Early this morning, just before dawn, my wife’s close cousin stood by the bed of her son, along with his young wife, and they watched him take his last breaths. He was a successful young businessman, a loving father and husband. He was at peace with God and the world. In the wee hours of the morning, his not-quite-so-long battle with cancer ended.
In between those two events, I wrecked my car. No one was hurt. No tickets were issued. But my nice little Lexus that I really liked, is probably totaled. Had to be towed ignominiously off the street. I had to ride through town beside Jeff, the wrecker driver, while people turned and stared at my crumpled car and me in my Branches shirt.
I was reading this morning again, the Apostle Paul’s words in 2 Corinthians, chapter 4, verse 18. “So, we don’t look at the troubles we can see now, rather we fix our gaze on things that cannot be seen. For the things we see now will soon be gone, but the things we cannot see will last forever.” Another translation uses these two words, temporary and eternal. “What is seen is temporary, but what is unseen is eternal.”
Those are two drastically different categories. Temporary, going to be over, has a beginning and an end, will be forgotten at some point. Eternal, going to last forever, matters more than anything in this realm, will never, ever, ever end. I mean, I am trying to decide whether to pay for the 3-year extended warranty on the Keurig I am buying at Walmart, and Paul is saying there are some things that are ETERNAL. That changes things, doesn’t it?
There is stuff, a lot of stuff, well, let’s be honest, almost all stuff, that really is not that important. It is “here today and gone tomorrow,” to quote Jesus from the Sermon on the Mount. It is transient, fleeting, and feeble. And it certainly pales when compared to the things that will last forever. And it’s the latter things, the forever items, that should get my attention, not the long, first list of stuff that will be gone one day soon. In light of that, my perspective should be different.
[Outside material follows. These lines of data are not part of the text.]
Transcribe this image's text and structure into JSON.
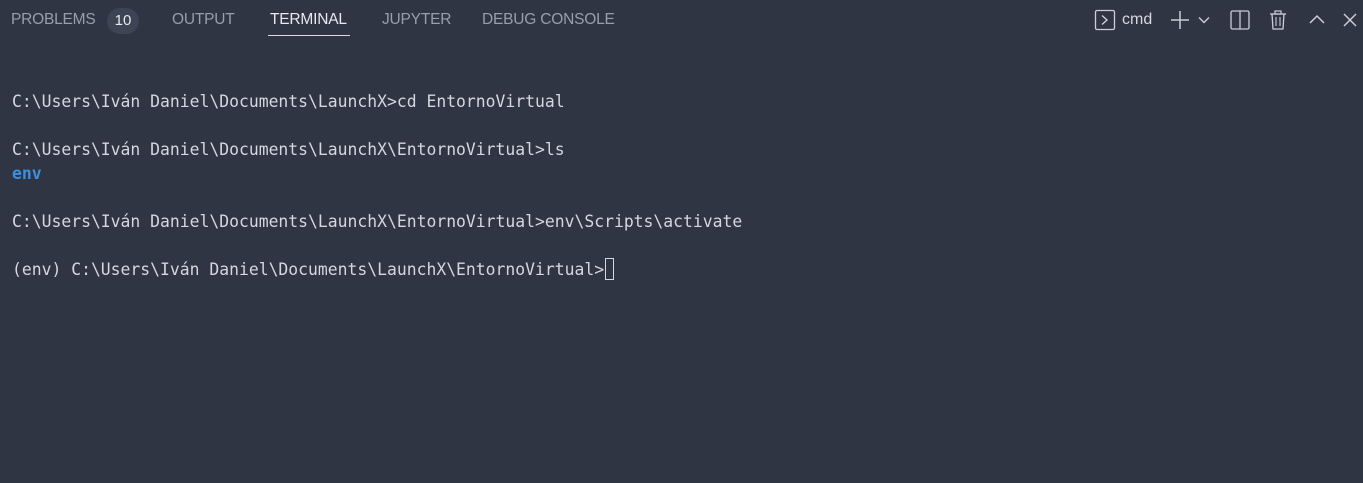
{
  "tabs": [
    {
      "label": "PROBLEMS",
      "active": false
    },
    {
      "label": "OUTPUT",
      "active": false
    },
    {
      "label": "TERMINAL",
      "active": true
    },
    {
      "label": "JUPYTER",
      "active": false
    },
    {
      "label": "DEBUG CONSOLE",
      "active": false
    }
  ],
  "problems_count": "10",
  "actions": {
    "shell_label": "cmd",
    "icons": [
      "terminal-icon",
      "plus-icon",
      "chevron-down-icon",
      "split-icon",
      "trash-icon",
      "chevron-up-icon",
      "close-icon"
    ]
  },
  "terminal": {
    "lines": [
      "C:\\Users\\Iván Daniel\\Documents\\LaunchX>cd EntornoVirtual",
      "C:\\Users\\Iván Daniel\\Documents\\LaunchX\\EntornoVirtual>ls",
      "env",
      "C:\\Users\\Iván Daniel\\Documents\\LaunchX\\EntornoVirtual>env\\Scripts\\activate",
      "(env) C:\\Users\\Iván Daniel\\Documents\\LaunchX\\EntornoVirtual>"
    ]
  },
  "colors": {
    "background": "#2f3543",
    "text": "#d3d7df",
    "inactive_tab": "#979eac",
    "directory": "#3c8fe0"
  }
}
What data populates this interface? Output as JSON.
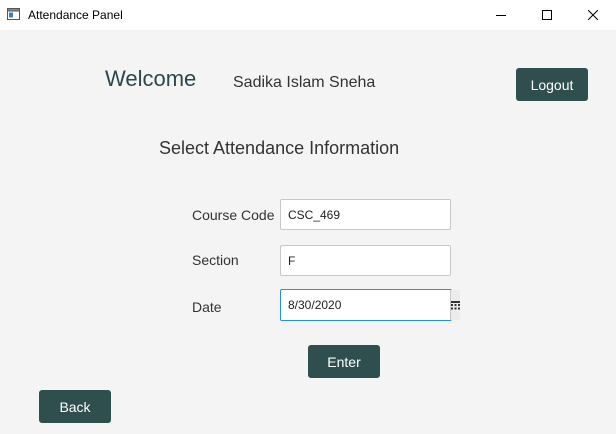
{
  "window": {
    "title": "Attendance Panel",
    "icons": {
      "app": "app-window-icon",
      "minimize": "minimize-icon",
      "maximize": "maximize-icon",
      "close": "close-icon"
    }
  },
  "header": {
    "welcome": "Welcome",
    "user_name": "Sadika Islam Sneha",
    "logout_label": "Logout"
  },
  "form": {
    "heading": "Select Attendance Information",
    "course_code": {
      "label": "Course Code",
      "value": "CSC_469"
    },
    "section": {
      "label": "Section",
      "value": "F"
    },
    "date": {
      "label": "Date",
      "value": "8/30/2020",
      "icon": "calendar-icon"
    },
    "enter_label": "Enter"
  },
  "footer": {
    "back_label": "Back"
  },
  "colors": {
    "button_bg": "#2f4f4f",
    "button_text": "#ffffff",
    "welcome_text": "#2a4850",
    "focus_border": "#2b8fd6",
    "background": "#f4f4f4"
  }
}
Jesus says, “Don’t worry.” “Then Jesus said to His disciples, ‘And so I tell you not to worry about food…or clothes…God clothes the grass that is HERE TODAY AND GONE TOMORROW…won’t He be all the more sure to clothe you?” Luke 12
Peter says, “Live right.” “Since everything here today might well be gone tomorrow, do you see how essential it is to live a holy life?” 2 Peter 3:11
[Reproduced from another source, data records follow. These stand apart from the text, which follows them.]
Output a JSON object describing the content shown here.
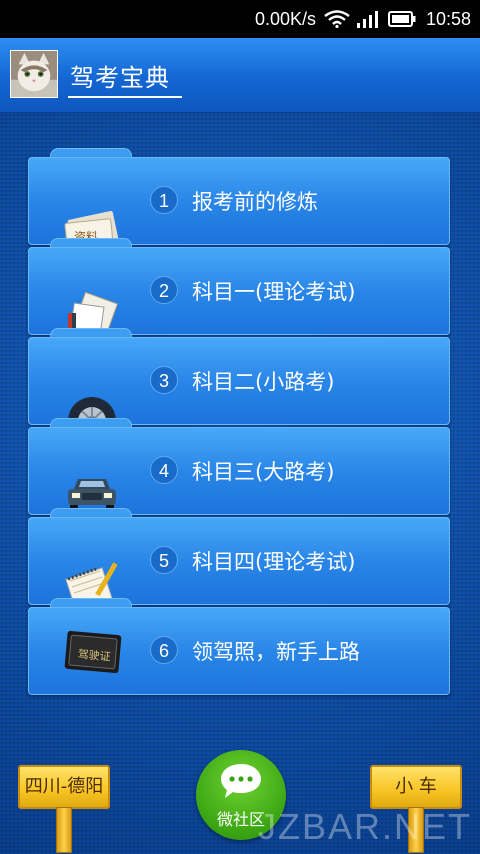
{
  "status_bar": {
    "network_speed": "0.00K/s",
    "time": "10:58",
    "icons": [
      "wifi-icon",
      "signal-icon",
      "battery-icon"
    ]
  },
  "header": {
    "title": "驾考宝典",
    "avatar_icon": "cat-avatar-icon"
  },
  "menu": [
    {
      "number": "1",
      "label": "报考前的修炼",
      "icon": "documents-icon"
    },
    {
      "number": "2",
      "label": "科目一(理论考试)",
      "icon": "books-icon"
    },
    {
      "number": "3",
      "label": "科目二(小路考)",
      "icon": "tire-icon"
    },
    {
      "number": "4",
      "label": "科目三(大路考)",
      "icon": "car-icon"
    },
    {
      "number": "5",
      "label": "科目四(理论考试)",
      "icon": "notebook-icon"
    },
    {
      "number": "6",
      "label": "领驾照，新手上路",
      "icon": "license-icon"
    }
  ],
  "footer": {
    "location_label": "四川-德阳",
    "community_label": "微社区",
    "vehicle_label": "小 车",
    "watermark": "JZBAR.NET"
  },
  "colors": {
    "primary_blue": "#1466d3",
    "background_blue": "#0f51ab",
    "sign_yellow": "#f7c423",
    "wechat_green": "#3aa413"
  }
}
And Paul says, “Keep looking up.” “Now we know that if the earthly tent we live in is destroyed, we have a building from God, an ETERNAL house in heaven, not built by human hands.” 2 Corinthians 5:1
I was thinking about getting one of those label makers and going though my house, labeling everything in the appropriate category. Maybe I would do a red label, TEMPORARY, and a green label, ETERNAL. 64 inch HDTV with voice activated remote, TEMPORARY. Wilson N-Code 5 tennis racket with new grip and strings, TEMPORARY. Latest bank statement showing a big dip in my Scottrade IRA account, TEMPORARY. That’s the problem, it would all be red labels, TEMPORARY. “We don’t look at what is seen but what is UNSEEN…”
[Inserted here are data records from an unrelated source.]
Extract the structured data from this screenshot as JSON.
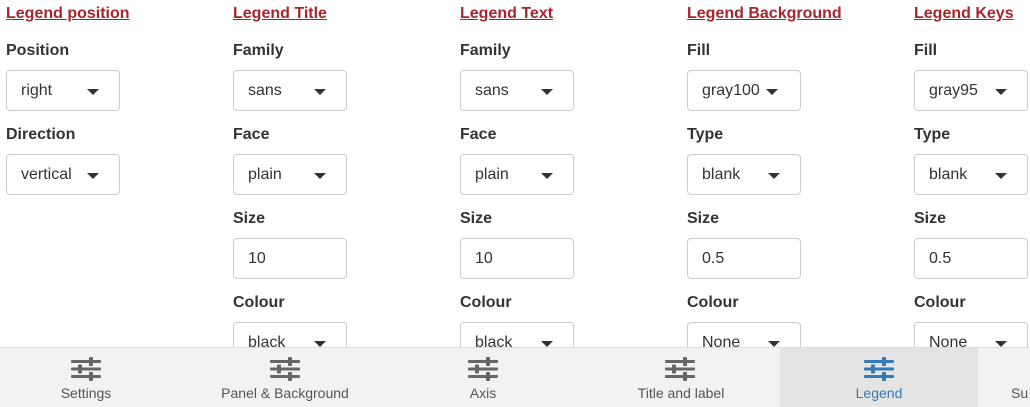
{
  "sections": {
    "legend_position": {
      "title": "Legend position",
      "position_label": "Position",
      "position_value": "right",
      "direction_label": "Direction",
      "direction_value": "vertical"
    },
    "legend_title": {
      "title": "Legend Title",
      "family_label": "Family",
      "family_value": "sans",
      "face_label": "Face",
      "face_value": "plain",
      "size_label": "Size",
      "size_value": "10",
      "colour_label": "Colour",
      "colour_value": "black"
    },
    "legend_text": {
      "title": "Legend Text",
      "family_label": "Family",
      "family_value": "sans",
      "face_label": "Face",
      "face_value": "plain",
      "size_label": "Size",
      "size_value": "10",
      "colour_label": "Colour",
      "colour_value": "black"
    },
    "legend_background": {
      "title": "Legend Background",
      "fill_label": "Fill",
      "fill_value": "gray100",
      "type_label": "Type",
      "type_value": "blank",
      "size_label": "Size",
      "size_value": "0.5",
      "colour_label": "Colour",
      "colour_value": "None"
    },
    "legend_keys": {
      "title": "Legend Keys",
      "fill_label": "Fill",
      "fill_value": "gray95",
      "type_label": "Type",
      "type_value": "blank",
      "size_label": "Size",
      "size_value": "0.5",
      "colour_label": "Colour",
      "colour_value": "None"
    }
  },
  "tabs": [
    {
      "label": "Settings",
      "icon": "sliders-icon"
    },
    {
      "label": "Panel & Background",
      "icon": "sliders-icon"
    },
    {
      "label": "Axis",
      "icon": "sliders-icon"
    },
    {
      "label": "Title and label",
      "icon": "sliders-icon"
    },
    {
      "label": "Legend",
      "icon": "sliders-icon",
      "active": true
    },
    {
      "label": "Su",
      "icon": "sliders-icon"
    }
  ],
  "colors": {
    "section_title": "#a5262c",
    "active_tab": "#337ab7",
    "inactive_icon": "#666666"
  }
}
So back to the list I started with, smashed Lexus, temporary.
Riding through town in a wrecker, temporary.
Branches and Branches shirt, temporary.
Even the pain and sorrow surrounding my friend, Steve, and cousin, Justin, temporary.
But the Godly life of those two men, the fact that they gave their heart to Jesus, where they both are right now, this very minute, in a new house, built by God, ETERNAL.
The events of the last 48 hours or so have reminded me again that this world is not what it is all about. The presidential debates, the pandemic, the global economy; all important things, but every one of them, temporary. I get worried, worked up, and worn out, throwing most of my emotional energy into the stuff that headlines and Facebook are made of. The bulk of my interest, the majority of my conversations, where my “gaze is fixed,” all on temporary things. In all honesty, most of my time and talent goes to either complaining about or trying to gain the temporary stuff.
This morning I am remembering that those things will end. Time spent teaching my grandkids Bible verses, prayer moments that I have with a hurting friend on the telephone, devotional times with my men on Thursday morning, and walks with my bride talking about Jesus, eternal. Those are the things that matter and that I need to focus my attention on.
This morning there are two precious families, one in Michigan and one in Ohio, that I am pretty sure, are not the least bit interested in the temporary stuff. They are totally looking at the eternal. My prayer is that they might know “the love of Christ, … the love that surpasses knowledge.” (Ephesian 3:9) That, and His peace, ETERNAL.